The British government has applied to be given the right to see Leveson Inquiry documents and witness statements in advance.
The press standards inquiry will hear an application today for the Government to be named as a “core participant”, those who have a significant interest in the hearings or may face criticism.
The move comes ahead of evidence next week from former News International executives Rebekah Brooks and Andy Coulson, which could embarrass Prime Minister David Cameron.
Core participant status would also give the government the right to put questions to other witnesses through its lawyers.

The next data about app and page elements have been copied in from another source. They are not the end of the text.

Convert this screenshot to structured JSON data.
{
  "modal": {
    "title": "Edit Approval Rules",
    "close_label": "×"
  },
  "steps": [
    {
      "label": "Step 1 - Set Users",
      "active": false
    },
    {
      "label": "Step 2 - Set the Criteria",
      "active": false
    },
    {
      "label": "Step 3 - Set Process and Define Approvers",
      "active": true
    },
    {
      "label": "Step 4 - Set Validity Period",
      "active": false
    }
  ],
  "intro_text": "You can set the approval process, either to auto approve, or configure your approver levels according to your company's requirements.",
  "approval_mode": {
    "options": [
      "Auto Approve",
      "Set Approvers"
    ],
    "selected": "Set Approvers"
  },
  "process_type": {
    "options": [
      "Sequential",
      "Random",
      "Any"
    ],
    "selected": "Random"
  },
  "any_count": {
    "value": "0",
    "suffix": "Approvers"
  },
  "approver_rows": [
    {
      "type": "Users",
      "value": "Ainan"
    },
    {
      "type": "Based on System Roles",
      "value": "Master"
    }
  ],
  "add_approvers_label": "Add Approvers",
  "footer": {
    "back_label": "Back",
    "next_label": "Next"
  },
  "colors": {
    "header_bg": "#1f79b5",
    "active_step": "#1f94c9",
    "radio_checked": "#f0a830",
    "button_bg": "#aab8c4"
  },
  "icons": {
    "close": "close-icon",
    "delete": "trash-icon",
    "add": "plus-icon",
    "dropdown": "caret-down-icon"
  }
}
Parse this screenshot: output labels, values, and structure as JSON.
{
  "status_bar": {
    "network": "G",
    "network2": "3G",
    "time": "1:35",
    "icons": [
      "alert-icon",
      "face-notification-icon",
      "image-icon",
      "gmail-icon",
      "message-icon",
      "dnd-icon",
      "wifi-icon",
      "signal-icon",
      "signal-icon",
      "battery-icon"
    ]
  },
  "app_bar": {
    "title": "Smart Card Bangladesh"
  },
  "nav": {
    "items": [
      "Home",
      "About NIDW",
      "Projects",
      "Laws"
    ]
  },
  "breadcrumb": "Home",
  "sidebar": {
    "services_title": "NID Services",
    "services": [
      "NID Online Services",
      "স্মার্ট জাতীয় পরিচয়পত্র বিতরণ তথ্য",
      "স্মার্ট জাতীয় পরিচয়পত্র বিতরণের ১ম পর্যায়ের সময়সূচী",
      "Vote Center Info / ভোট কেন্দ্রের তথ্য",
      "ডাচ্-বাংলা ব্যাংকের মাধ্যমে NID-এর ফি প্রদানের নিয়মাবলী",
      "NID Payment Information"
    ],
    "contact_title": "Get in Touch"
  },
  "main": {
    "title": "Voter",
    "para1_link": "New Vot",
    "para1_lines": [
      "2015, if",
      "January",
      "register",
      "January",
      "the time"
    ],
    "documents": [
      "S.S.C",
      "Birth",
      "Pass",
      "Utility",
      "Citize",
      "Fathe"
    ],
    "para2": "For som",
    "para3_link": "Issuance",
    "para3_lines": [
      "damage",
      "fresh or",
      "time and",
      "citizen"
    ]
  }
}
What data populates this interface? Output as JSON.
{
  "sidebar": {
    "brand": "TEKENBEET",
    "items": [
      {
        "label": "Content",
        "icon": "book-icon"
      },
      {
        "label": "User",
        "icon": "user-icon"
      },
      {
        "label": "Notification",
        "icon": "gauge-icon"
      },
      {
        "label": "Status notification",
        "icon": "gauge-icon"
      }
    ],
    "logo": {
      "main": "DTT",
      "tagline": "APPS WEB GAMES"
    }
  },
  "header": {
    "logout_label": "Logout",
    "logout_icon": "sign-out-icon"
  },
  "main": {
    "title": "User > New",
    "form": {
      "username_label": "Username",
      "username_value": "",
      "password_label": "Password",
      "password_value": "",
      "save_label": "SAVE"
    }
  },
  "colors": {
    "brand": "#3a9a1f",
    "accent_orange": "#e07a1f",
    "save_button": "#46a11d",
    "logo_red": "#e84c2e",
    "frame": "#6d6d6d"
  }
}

Existing core participants for the inquiry’s third module, looking at relations between the press and politicians, include Mrs Brooks, national newspaper groups and a number of current and former MPs.
The government faced calls for Culture Secretary Jeremy Hunt's resignation last week after the Leveson Inquiry released emails detailing contacts between his office and a senior executive at Rupert Murdoch's News Corporation.
Labour claimed the messages showed that the Culture Secretary failed to fulfil his quasi-judicial role in relation to Mr Murdoch’s proposed takeover of satellite broadcaster BSkyB.
Mr Hunt’s special adviser Adam Smith quit the next day, admitting he went “too far” in his contacts with News Corp lobbyist Frederic Michel.
If the Government had been a core participant at the time, it would have been given advance access to the emails and could have argued that parts should be blanked out before being made public.
It was Mr Cameron who set up the Leveson Inquiry last July in response to revelations that the now-defunct News of the World hacked murdered schoolgirl Milly Dowler’s phone after she disappeared in 2002.